There has been a fair amount of discussion in the media in recent days of Creationism vs. Evolution, perhaps sparked by Bill Nye (“The Science Guy”) and his recent online debate with Creationist Ken Ham.
My concerns with Creationism are threefold: one scientific and two theological in nature.
The scientific one is simply that Creationism flies in the face of established science, science with a very deep and well supported history of research behind it. To choose Creationism over Evolution requires rejecting a multitude of well established and well defended facts that are highly supportive of each other, and have shown a massive amount of predictive value in terms of where to look for new revelations of the nature of Creation. Creationism cannot do this, and also (in effect) requires rejecting the majority of scientific theory and research made over the last 500 years or so, along with the advances that have been made as a result of those theories and research.
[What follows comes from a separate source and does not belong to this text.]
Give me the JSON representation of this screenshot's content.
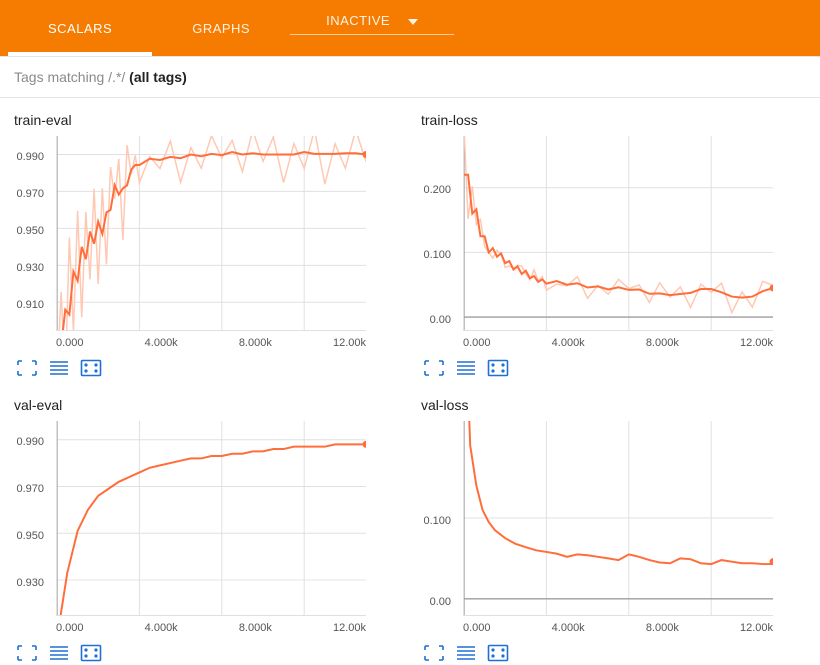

For me, Faith is of paramount importance (which is probably obvious, given that I am a minister). However, Faith must pass the “sniff test” – meaning that it is relevant and meaningful in this world that we live in and know. Creationism fails that test. This leads to my two theological concerns, where Creationism fails even more egregiously than it does when portrayed as a scientific theory.
First, one of the primary tenets of Christianity is that God created this world and then gave mankind the freedom to choose to love God – or not. One of the primary points of the stories of Creation in Genesis, and a message found throughout the Bible as a whole, is that God made room for us, and all of Creation for that matter. God deliberately made room for us to make choices, and to be subject to the effects of the choices we make. If this were not true, then our choices do not matter, and we would be, effectively, God’s playthings, not creatures worthy of respect and love. Choice would be an illusion; and God would not be a deity that we could love, nor would we ourselves be creatures that God could love, other than perhaps in the way that a child loves an inanimate doll.
Creationism fails this test because the ability to choose lies at the heart of what Evolution is about. We are capable of changing. We are capable of making choices that will impact us, impact those around us, and impact the future. If this is true, then evolution is inevitable. If it is not true, then – and only then – does Creationism make sense.
The second theological concern is that in order for Creationism to work, one must be willing to assume that God is fooling us, creating a wealth of evidence about evolution that is meaningless; or else that God has made us with minds that are so warped and flawed that we are unable to perceive reality. Creationism says that the gifts of logic and reasoning we use to navigate through this world and to perceive all that is – including the existence and nature of God – are all for naught. Again, it means that we are toys, not creatures to be loved and respected by God.
I do not believe that God would do such things. God has made room for us, God loves us, and desires that we return that love. If this is so, then Creationism is an inherently flawed theory with nothing positive to say about our relationship with God, of the nature of God, or of any part of God’s Creation.
Ultimately, Creationism is a delusion based on the belief that faith must have a factual basis grounded in what I’ll call a non-metaphorical understanding of the Bible. It claims that Fact must be Faith. This is a fallacy. Faith must help us understand reality, but it is a complement to science, it enables us to see truths and perspectives that science cannot fully elucidate for us. Faith does not conflict with science, and should not be portrayed as doing so. And, neither Faith nor Science should be twisted to try and merge them, or to make them exist side by side seamlessly, even if one could do that – which Creationism certainly does not.
Copyright (c) 2014, Allen Vander Meulen III, all rights reserved. I’m happy to share my writings with you, as long as you are not seeking (or gaining) financial benefit for doing so, and as long as proper credit for my authorship is given (e.g., via a credit that gives my full name and/or provides a link back to this site).